- Gucci Horsebit Leather Loafers
- Mulberry Clipper Leather Holdall Bag
- Burberry London Cotton-gabardine Trench Coat
- Schott Perfecto Leather Motorcycle Jacket
- Rolex Submariner Watch 1996
- Sunspel Riviera Cotton-mesh Polo Shirt
- Orlebar Brown Bulldog Swim Shorts
- Grenson Sharp Brogue Boots
- Ray-ban Clubmaster Sunglasses
The best items always come with curious trivia, making them excellent ice-breakers. Whoever is selling it should be able to tell the story. If not, do your research.

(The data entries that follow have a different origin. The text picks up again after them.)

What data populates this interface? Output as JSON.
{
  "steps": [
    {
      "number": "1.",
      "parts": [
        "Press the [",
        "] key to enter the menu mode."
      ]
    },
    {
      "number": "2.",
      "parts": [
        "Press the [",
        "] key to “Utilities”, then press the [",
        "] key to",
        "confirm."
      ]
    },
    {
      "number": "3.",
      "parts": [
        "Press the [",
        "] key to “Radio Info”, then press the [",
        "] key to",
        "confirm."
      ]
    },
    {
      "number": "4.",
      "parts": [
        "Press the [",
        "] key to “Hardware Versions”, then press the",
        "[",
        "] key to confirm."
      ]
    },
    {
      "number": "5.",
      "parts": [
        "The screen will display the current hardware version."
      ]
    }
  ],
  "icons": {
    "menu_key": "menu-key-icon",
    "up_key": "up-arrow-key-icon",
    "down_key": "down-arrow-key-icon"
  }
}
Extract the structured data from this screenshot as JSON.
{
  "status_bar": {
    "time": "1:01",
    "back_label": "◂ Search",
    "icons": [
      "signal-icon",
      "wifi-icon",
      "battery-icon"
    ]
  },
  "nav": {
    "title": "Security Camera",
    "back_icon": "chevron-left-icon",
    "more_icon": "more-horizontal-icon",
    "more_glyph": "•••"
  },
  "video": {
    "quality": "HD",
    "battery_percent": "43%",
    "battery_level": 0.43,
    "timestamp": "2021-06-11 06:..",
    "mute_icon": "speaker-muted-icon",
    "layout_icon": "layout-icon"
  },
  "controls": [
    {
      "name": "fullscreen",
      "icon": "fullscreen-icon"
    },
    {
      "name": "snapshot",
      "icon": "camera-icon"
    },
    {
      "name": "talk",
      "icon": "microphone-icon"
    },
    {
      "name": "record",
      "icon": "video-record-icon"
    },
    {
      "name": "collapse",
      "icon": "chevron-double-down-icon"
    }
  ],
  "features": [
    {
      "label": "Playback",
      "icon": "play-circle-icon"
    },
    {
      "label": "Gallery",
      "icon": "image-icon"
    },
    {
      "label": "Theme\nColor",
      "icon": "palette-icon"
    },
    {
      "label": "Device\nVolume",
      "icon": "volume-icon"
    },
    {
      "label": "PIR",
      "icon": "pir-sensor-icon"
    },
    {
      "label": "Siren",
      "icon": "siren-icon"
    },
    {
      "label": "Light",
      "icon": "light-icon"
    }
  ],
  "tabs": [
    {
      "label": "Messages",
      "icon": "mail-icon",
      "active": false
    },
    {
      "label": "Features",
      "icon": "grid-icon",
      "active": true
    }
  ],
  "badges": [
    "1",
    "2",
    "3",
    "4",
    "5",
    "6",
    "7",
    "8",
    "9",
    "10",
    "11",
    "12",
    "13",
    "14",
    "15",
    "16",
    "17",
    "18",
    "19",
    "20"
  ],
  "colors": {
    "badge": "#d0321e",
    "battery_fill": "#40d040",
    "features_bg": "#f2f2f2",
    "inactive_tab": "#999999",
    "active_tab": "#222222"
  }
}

I’m a grown up now, so my roll of bank notes has been replaced by an overdraft, which allows for bigger splurges.
My next shopping episode will star a Jaeger Lecoultre Reverso 1931, a reissue of the timepiece designed-to-order in 1931 for a very important polo player: subtle Art Deco lines and a curious mechanism that allows for the watch to close during a match to protect the dial, all in a very thin, understated box, wrapped around the wrist by a matte-black crocodile strap.
I don’t play polo, and this trivia will not really matter to most people. However, the presence of purposeful, sleek design is always conspicuous.
Classics were born innovative, bold and unique. What looks like an established design formula today is very likely to have been revolutionary at the time of its launch.
A good example is the 1930 Louis Vuitton Keepall. This soft-sided canvas carry-all was the first foldable piece of luggage ever designed. Lightweight and practical, it was a major shift from the heavy trunks people travelled with at the time.
Yes, we’re living wheelie times, but I refuse to let go of my handheld cabin size Keepall, even though it makes me a bit cranky whenever long haul terminal changes are involved. They just feel right.
This is a key element, as a signature piece needs to endure and age beautifully to enable an evolving, long-lasting relationship.
“Design is not just what it looks like and feels like. Design is how it works”, said Steve Jobs. Keep that in mind. If it’s uncomfortable, impractical or there’s something awkward about what you’re trying, let it go.
Would you marry someone who is not a perfect match?
A true original cannot be replaced by lookalikes or cheaper alternatives.
One of my favourite examples is A.P.C jeans. Tired of the baggy fashions of the time, in the heart of Paris, 1987, Jean Toitou founded a label that produced slim-fitting jeans with no apparent branding.
Raw and dark, A.P.C jeans are designed to fade and acquire a denim patina determined by the contour and movements of the wearer’s body. No pre-washed lookalike pair can ever achieve a look the body has drawn. The older they get, the more exclusive they become.
- A.p.c. Petit Standard Slim-fit Dry Selvedge Denim Jeans
- A.p.c. New Standard Regular-fit Dry Selvedge Denim Jeans
- A.p.c. Petit New Standard Slim-fit Dry Selvedge Jeans
- Edwin Ed-80 Deck Jeans In Soak Wash
- Nudie Jeans Thin Finn Skinny Jeans Dry Twill
- Levis Vintage Jeans 1960 605 Slim Fit Orange Tab Raw Denim
10. Consistency Goes A Long Way
This piece will become a recognisable feature of your persona, provided you don’t give it up for momentary flings. A signature transcends dress codes and trends.
A while ago, at a swanky (borderline stuffy) dinner party, in which the black tie dress code was being enforced at the door (a distasteful practice in this day and age), a guest managed to make it through in leather trousers instead of dinner suit bottoms: a good look for the Grammys, but hardly conformist attire for such a bourgeois evening.
I later learned leather trousers were ‘his look’, from day work to ballrooms. And he owned it. Best dressed man at the event, without a doubt.
So there you have it, a few tips to bear in mind when you are searching for your next signature piece.
But whether you’re sticking to the rules or breaking them, what are the trademarks of your personal style? And what do they mean to you?
Let us know in the comments section…